The puritans immigration to the new world

Answered In Puritans. Although the Puritans wanted to reform the world to conform to God's law, they did not set up a church-run state.

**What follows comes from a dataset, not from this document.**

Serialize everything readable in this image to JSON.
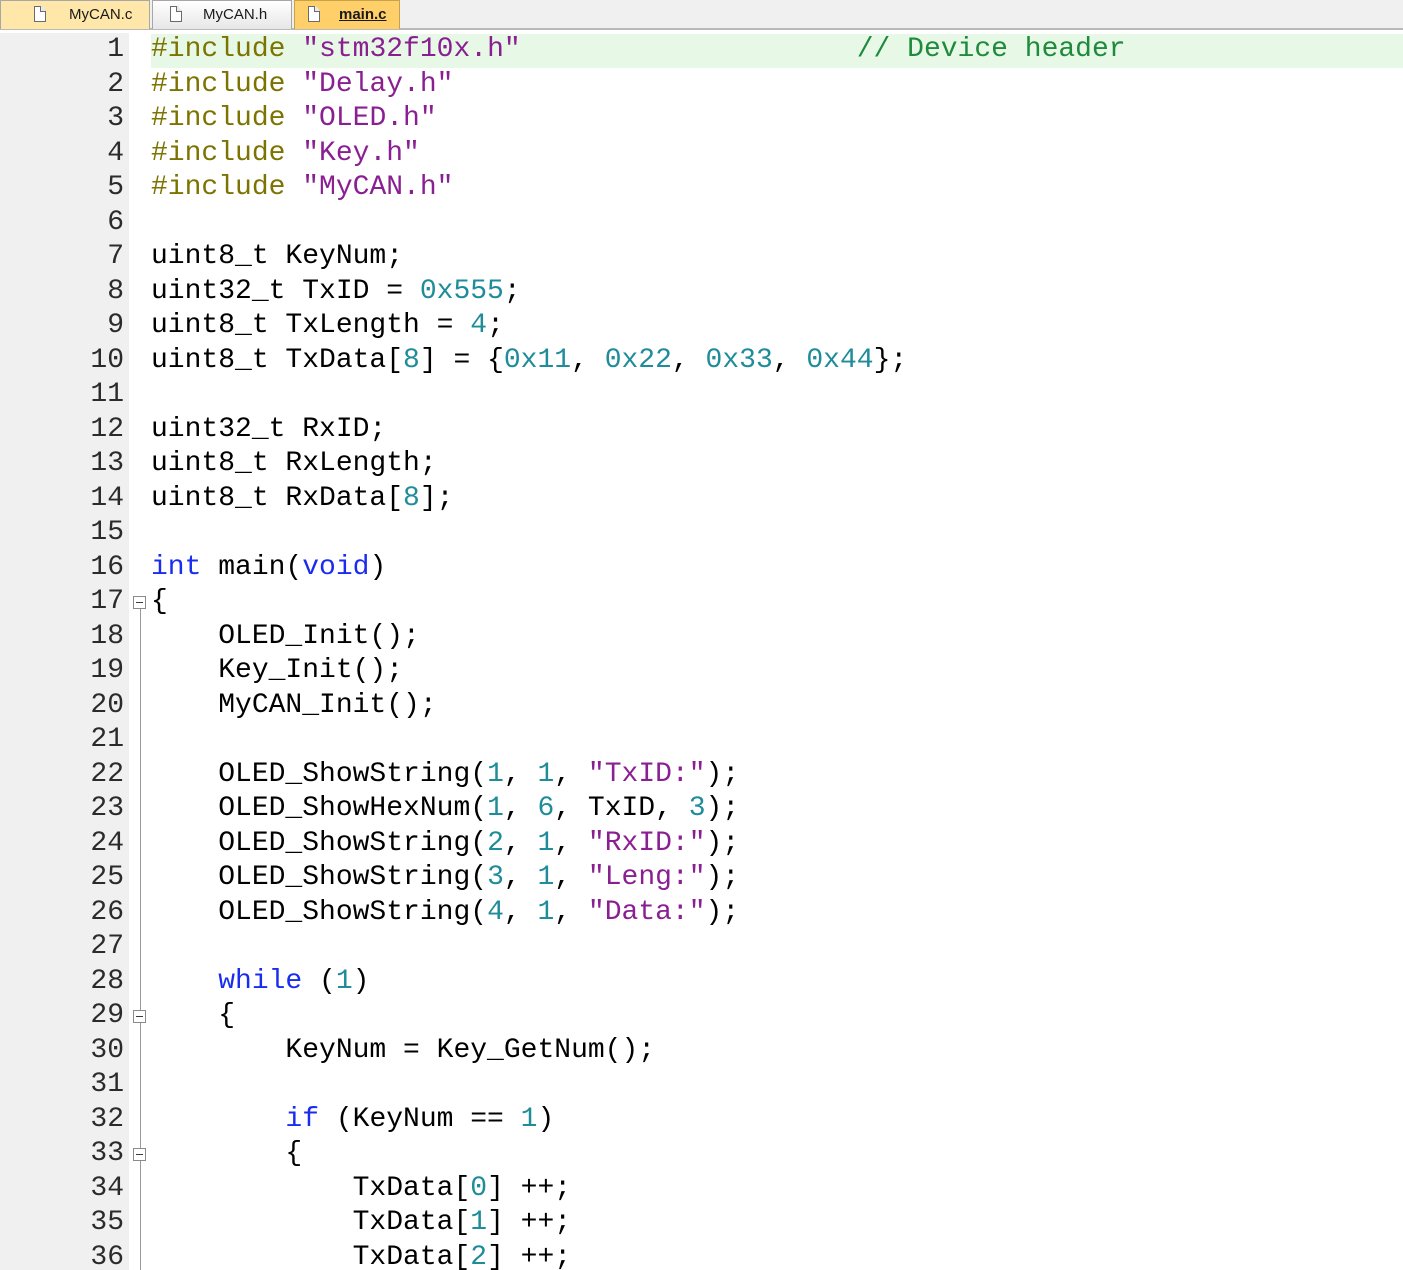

Why did the puritans immigrate to the new world Daniels, the Puritans were "[o]ne of the most literate groups in the early modern world", with about 60 percent of New England able to read.
New England's Great Migration The Great Migration begins.
Why did the puritans choose to migrate to the new world Contact Author Thanksgiving is one of the biggest holidays celebrated in the United States. It is a time when families across the country traditionally come together to have a huge turkey dinner and give thanks for all the blessings and abundance they have received during the year.
About the Great Migration English migration to Massachusetts consisted of a few hundred pilgrims who went to Plymouth Colony in the s and between 13, and 21, emigrants who went to the Massachusetts Bay Colony between and
History of the Puritans in North America - Wikipedia Just about everything they need is here. Painstakingly researched in British and American archives and thoroughly documented, the volumes are also judicious in their conclusions… The Great Migration Begins promises to become an indispensable tool for historians as well as genealogists.

Even though they believed that the primary purpose of government was to punish breaches of God's laws, few people were as committed as the Puritans to the separation of church and state. Reasons For English Immigration To the North American Colonies Prior to , many Englishmen immigrated to the New World, specifically to the North American Colonies.

These immigrants fled from a society that they found to . The Puritan migration to New England was marked in its effects in the two decades from to , after which it declined sharply for a time.

The term Great Migration usually refers to the migration in this period of English Puritans to Massachusetts and the West Indies, especially Barbados.

The puritans immigration to the new world
Puritan migration to New England (–40) - Wikipedia